Extracted records:
- - -

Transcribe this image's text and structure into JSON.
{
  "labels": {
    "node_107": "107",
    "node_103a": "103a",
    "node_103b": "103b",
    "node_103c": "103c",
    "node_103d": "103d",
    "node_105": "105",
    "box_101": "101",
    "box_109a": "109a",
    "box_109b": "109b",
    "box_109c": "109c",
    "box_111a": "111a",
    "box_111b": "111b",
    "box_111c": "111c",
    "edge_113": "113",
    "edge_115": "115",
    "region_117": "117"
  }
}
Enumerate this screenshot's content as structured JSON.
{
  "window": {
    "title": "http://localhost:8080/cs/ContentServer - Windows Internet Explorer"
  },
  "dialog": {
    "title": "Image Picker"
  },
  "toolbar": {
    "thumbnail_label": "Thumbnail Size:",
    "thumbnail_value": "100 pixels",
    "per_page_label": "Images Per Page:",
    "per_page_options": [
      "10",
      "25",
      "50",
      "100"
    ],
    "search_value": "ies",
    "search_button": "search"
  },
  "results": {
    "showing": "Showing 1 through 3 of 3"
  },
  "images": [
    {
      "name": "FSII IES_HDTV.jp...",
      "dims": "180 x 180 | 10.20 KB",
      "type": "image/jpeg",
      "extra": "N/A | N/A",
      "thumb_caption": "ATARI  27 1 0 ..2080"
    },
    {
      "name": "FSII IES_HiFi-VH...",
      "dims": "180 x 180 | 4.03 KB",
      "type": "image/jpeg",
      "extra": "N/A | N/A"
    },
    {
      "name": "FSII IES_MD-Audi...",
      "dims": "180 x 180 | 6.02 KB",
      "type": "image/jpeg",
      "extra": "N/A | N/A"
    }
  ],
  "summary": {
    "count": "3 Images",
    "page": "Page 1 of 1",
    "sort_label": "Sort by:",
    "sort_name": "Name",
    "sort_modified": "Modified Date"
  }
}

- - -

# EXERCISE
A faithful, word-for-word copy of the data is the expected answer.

# WRITTEN RESPONSE
Transcribe this image's text and structure into JSON.
{
  "labels": {
    "node_107": "107",
    "node_103a": "103a",
    "node_103b": "103b",
    "node_103c": "103c",
    "node_103d": "103d",
    "node_105": "105",
    "box_101": "101",
    "box_109a": "109a",
    "box_109b": "109b",
    "box_109c": "109c",
    "box_111a": "111a",
    "box_111b": "111b",
    "box_111c": "111c",
    "edge_113": "113",
    "edge_115": "115",
    "region_117": "117"
  }
}
Enumerate this screenshot's content as structured JSON.
{
  "window": {
    "title": "http://localhost:8080/cs/ContentServer - Windows Internet Explorer"
  },
  "dialog": {
    "title": "Image Picker"
  },
  "toolbar": {
    "thumbnail_label": "Thumbnail Size:",
    "thumbnail_value": "100 pixels",
    "per_page_label": "Images Per Page:",
    "per_page_options": [
      "10",
      "25",
      "50",
      "100"
    ],
    "search_value": "ies",
    "search_button": "search"
  },
  "results": {
    "showing": "Showing 1 through 3 of 3"
  },
  "images": [
    {
      "name": "FSII IES_HDTV.jp...",
      "dims": "180 x 180 | 10.20 KB",
      "type": "image/jpeg",
      "extra": "N/A | N/A",
      "thumb_caption": "ATARI  27 1 0 ..2080"
    },
    {
      "name": "FSII IES_HiFi-VH...",
      "dims": "180 x 180 | 4.03 KB",
      "type": "image/jpeg",
      "extra": "N/A | N/A"
    },
    {
      "name": "FSII IES_MD-Audi...",
      "dims": "180 x 180 | 6.02 KB",
      "type": "image/jpeg",
      "extra": "N/A | N/A"
    }
  ],
  "summary": {
    "count": "3 Images",
    "page": "Page 1 of 1",
    "sort_label": "Sort by:",
    "sort_name": "Name",
    "sort_modified": "Modified Date"
  }
}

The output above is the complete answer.